**** DATA ****

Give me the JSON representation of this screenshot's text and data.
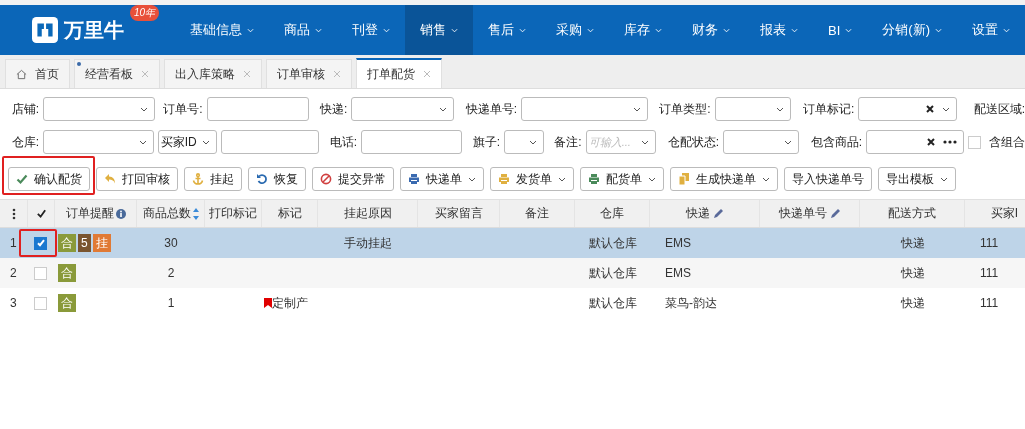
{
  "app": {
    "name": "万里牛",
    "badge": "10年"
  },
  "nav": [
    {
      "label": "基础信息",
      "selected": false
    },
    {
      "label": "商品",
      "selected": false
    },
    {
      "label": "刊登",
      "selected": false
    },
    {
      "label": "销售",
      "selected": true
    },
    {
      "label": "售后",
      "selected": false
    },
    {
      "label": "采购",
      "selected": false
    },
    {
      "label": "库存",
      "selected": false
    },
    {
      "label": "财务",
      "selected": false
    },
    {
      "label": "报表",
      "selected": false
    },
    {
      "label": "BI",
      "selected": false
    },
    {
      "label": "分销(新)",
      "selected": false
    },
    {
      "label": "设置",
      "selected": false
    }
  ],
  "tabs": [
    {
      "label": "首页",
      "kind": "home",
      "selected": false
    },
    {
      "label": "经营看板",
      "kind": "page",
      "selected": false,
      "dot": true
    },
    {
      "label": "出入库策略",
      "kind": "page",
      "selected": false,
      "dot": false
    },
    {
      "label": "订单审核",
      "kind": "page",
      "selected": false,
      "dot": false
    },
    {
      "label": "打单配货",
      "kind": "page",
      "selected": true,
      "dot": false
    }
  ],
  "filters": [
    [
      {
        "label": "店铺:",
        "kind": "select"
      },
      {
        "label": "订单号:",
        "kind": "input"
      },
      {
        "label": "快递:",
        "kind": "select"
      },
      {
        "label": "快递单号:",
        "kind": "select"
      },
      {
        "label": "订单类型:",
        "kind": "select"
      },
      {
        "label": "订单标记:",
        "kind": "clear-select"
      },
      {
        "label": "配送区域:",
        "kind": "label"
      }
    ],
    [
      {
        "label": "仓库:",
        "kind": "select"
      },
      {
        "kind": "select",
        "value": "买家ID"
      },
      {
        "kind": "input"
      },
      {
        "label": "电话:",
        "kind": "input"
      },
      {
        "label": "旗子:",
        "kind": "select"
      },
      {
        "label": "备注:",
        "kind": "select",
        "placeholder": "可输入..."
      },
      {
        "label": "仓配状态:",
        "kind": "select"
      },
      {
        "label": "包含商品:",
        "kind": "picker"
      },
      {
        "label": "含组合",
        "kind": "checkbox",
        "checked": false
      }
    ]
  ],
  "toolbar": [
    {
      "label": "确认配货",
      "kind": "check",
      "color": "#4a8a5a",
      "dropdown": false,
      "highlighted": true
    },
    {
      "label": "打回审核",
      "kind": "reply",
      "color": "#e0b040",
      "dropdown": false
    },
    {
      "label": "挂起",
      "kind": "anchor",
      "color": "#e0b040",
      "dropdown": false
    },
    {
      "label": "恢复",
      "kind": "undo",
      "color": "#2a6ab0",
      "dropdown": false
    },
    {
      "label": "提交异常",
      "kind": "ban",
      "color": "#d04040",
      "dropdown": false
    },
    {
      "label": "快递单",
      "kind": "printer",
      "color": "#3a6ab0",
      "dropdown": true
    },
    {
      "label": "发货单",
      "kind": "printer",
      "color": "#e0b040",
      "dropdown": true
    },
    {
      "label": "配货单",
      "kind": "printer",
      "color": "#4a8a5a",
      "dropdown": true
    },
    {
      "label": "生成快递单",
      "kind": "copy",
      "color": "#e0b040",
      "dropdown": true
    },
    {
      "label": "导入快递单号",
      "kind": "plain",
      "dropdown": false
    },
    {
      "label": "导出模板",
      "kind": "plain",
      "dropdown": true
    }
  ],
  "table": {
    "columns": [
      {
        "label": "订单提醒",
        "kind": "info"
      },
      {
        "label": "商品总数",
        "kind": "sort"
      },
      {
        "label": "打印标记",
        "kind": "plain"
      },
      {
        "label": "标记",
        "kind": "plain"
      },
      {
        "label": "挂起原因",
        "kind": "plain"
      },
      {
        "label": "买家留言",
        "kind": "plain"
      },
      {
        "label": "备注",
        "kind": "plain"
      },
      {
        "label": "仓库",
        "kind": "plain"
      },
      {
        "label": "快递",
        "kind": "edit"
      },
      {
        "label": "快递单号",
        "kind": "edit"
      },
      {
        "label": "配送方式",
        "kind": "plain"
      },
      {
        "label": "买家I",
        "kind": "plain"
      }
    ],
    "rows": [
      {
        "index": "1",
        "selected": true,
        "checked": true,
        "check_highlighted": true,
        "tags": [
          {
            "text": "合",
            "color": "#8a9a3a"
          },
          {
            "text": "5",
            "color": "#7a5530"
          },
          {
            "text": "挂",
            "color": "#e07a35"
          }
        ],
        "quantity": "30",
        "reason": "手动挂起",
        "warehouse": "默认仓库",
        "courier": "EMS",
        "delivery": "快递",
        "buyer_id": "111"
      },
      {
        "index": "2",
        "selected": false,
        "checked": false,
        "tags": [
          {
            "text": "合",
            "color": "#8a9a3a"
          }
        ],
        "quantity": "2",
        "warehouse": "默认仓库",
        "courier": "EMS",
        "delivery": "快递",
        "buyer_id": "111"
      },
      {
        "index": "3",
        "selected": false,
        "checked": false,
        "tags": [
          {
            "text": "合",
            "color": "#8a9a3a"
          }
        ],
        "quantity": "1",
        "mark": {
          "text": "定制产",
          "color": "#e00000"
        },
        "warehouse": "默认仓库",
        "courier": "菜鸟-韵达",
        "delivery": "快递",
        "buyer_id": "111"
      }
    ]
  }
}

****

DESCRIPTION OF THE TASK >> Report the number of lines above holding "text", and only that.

RESPONSE AREA >> 7